Instructions for the task:
Give the entries again exactly, every one of them.
+-------+
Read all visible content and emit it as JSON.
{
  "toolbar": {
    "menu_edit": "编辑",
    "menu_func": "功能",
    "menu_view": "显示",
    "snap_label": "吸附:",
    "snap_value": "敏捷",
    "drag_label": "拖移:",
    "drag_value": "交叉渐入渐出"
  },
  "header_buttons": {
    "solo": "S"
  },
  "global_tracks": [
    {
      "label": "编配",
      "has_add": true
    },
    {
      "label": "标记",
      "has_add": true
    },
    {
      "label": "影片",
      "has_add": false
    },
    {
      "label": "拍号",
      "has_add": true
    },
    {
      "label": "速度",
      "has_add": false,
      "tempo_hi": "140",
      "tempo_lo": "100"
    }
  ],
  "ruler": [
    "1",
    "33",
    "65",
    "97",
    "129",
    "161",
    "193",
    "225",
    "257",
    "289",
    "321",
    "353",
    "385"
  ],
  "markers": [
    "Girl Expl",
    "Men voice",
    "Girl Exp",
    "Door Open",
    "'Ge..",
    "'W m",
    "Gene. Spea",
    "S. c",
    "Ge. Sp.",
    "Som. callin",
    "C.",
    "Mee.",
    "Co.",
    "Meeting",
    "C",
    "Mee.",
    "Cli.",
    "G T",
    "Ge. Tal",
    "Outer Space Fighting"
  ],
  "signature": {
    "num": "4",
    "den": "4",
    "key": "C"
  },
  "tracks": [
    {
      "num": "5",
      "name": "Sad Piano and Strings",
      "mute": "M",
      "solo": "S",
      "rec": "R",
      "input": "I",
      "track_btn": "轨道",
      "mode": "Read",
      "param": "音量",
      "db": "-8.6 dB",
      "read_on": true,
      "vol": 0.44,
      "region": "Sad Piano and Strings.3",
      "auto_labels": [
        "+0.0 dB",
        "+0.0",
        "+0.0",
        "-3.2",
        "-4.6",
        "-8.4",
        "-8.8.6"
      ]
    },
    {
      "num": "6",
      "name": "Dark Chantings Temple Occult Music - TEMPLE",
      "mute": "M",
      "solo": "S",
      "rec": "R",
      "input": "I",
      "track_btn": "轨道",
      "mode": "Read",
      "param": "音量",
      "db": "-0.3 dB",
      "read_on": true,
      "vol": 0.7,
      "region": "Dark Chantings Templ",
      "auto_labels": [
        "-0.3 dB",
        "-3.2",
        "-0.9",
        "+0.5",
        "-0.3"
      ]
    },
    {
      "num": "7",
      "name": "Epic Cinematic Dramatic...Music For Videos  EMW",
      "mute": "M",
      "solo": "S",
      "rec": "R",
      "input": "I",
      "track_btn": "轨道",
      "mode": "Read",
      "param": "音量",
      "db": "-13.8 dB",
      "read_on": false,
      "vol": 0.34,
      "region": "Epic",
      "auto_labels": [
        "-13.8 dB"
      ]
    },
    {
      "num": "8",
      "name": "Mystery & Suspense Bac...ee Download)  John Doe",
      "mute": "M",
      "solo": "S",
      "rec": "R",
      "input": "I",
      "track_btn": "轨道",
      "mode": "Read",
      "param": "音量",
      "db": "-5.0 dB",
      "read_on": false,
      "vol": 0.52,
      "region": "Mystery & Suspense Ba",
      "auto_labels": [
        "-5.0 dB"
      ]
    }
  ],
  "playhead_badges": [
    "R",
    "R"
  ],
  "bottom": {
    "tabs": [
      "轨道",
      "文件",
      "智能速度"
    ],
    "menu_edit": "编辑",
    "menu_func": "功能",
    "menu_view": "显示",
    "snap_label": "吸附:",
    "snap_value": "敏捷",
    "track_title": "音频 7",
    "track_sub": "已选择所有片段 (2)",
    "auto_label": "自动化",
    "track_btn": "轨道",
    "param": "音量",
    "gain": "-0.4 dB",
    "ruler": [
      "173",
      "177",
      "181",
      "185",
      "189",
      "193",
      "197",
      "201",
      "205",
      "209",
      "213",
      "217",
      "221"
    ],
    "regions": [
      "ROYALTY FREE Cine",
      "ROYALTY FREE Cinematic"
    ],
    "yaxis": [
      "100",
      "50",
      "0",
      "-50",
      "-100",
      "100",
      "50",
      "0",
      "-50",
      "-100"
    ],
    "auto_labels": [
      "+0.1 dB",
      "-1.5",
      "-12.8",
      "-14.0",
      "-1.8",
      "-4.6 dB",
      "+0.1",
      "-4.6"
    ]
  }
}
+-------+
Answer to this problem:
Read all visible content and emit it as JSON.
{
  "toolbar": {
    "menu_edit": "编辑",
    "menu_func": "功能",
    "menu_view": "显示",
    "snap_label": "吸附:",
    "snap_value": "敏捷",
    "drag_label": "拖移:",
    "drag_value": "交叉渐入渐出"
  },
  "header_buttons": {
    "solo": "S"
  },
  "global_tracks": [
    {
      "label": "编配",
      "has_add": true
    },
    {
      "label": "标记",
      "has_add": true
    },
    {
      "label": "影片",
      "has_add": false
    },
    {
      "label": "拍号",
      "has_add": true
    },
    {
      "label": "速度",
      "has_add": false,
      "tempo_hi": "140",
      "tempo_lo": "100"
    }
  ],
  "ruler": [
    "1",
    "33",
    "65",
    "97",
    "129",
    "161",
    "193",
    "225",
    "257",
    "289",
    "321",
    "353",
    "385"
  ],
  "markers": [
    "Girl Expl",
    "Men voice",
    "Girl Exp",
    "Door Open",
    "'Ge..",
    "'W m",
    "Gene. Spea",
    "S. c",
    "Ge. Sp.",
    "Som. callin",
    "C.",
    "Mee.",
    "Co.",
    "Meeting",
    "C",
    "Mee.",
    "Cli.",
    "G T",
    "Ge. Tal",
    "Outer Space Fighting"
  ],
  "signature": {
    "num": "4",
    "den": "4",
    "key": "C"
  },
  "tracks": [
    {
      "num": "5",
      "name": "Sad Piano and Strings",
      "mute": "M",
      "solo": "S",
      "rec": "R",
      "input": "I",
      "track_btn": "轨道",
      "mode": "Read",
      "param": "音量",
      "db": "-8.6 dB",
      "read_on": true,
      "vol": 0.44,
      "region": "Sad Piano and Strings.3",
      "auto_labels": [
        "+0.0 dB",
        "+0.0",
        "+0.0",
        "-3.2",
        "-4.6",
        "-8.4",
        "-8.8.6"
      ]
    },
    {
      "num": "6",
      "name": "Dark Chantings Temple Occult Music - TEMPLE",
      "mute": "M",
      "solo": "S",
      "rec": "R",
      "input": "I",
      "track_btn": "轨道",
      "mode": "Read",
      "param": "音量",
      "db": "-0.3 dB",
      "read_on": true,
      "vol": 0.7,
      "region": "Dark Chantings Templ",
      "auto_labels": [
        "-0.3 dB",
        "-3.2",
        "-0.9",
        "+0.5",
        "-0.3"
      ]
    },
    {
      "num": "7",
      "name": "Epic Cinematic Dramatic...Music For Videos  EMW",
      "mute": "M",
      "solo": "S",
      "rec": "R",
      "input": "I",
      "track_btn": "轨道",
      "mode": "Read",
      "param": "音量",
      "db": "-13.8 dB",
      "read_on": false,
      "vol": 0.34,
      "region": "Epic",
      "auto_labels": [
        "-13.8 dB"
      ]
    },
    {
      "num": "8",
      "name": "Mystery & Suspense Bac...ee Download)  John Doe",
      "mute": "M",
      "solo": "S",
      "rec": "R",
      "input": "I",
      "track_btn": "轨道",
      "mode": "Read",
      "param": "音量",
      "db": "-5.0 dB",
      "read_on": false,
      "vol": 0.52,
      "region": "Mystery & Suspense Ba",
      "auto_labels": [
        "-5.0 dB"
      ]
    }
  ],
  "playhead_badges": [
    "R",
    "R"
  ],
  "bottom": {
    "tabs": [
      "轨道",
      "文件",
      "智能速度"
    ],
    "menu_edit": "编辑",
    "menu_func": "功能",
    "menu_view": "显示",
    "snap_label": "吸附:",
    "snap_value": "敏捷",
    "track_title": "音频 7",
    "track_sub": "已选择所有片段 (2)",
    "auto_label": "自动化",
    "track_btn": "轨道",
    "param": "音量",
    "gain": "-0.4 dB",
    "ruler": [
      "173",
      "177",
      "181",
      "185",
      "189",
      "193",
      "197",
      "201",
      "205",
      "209",
      "213",
      "217",
      "221"
    ],
    "regions": [
      "ROYALTY FREE Cine",
      "ROYALTY FREE Cinematic"
    ],
    "yaxis": [
      "100",
      "50",
      "0",
      "-50",
      "-100",
      "100",
      "50",
      "0",
      "-50",
      "-100"
    ],
    "auto_labels": [
      "+0.1 dB",
      "-1.5",
      "-12.8",
      "-14.0",
      "-1.8",
      "-4.6 dB",
      "+0.1",
      "-4.6"
    ]
  }
}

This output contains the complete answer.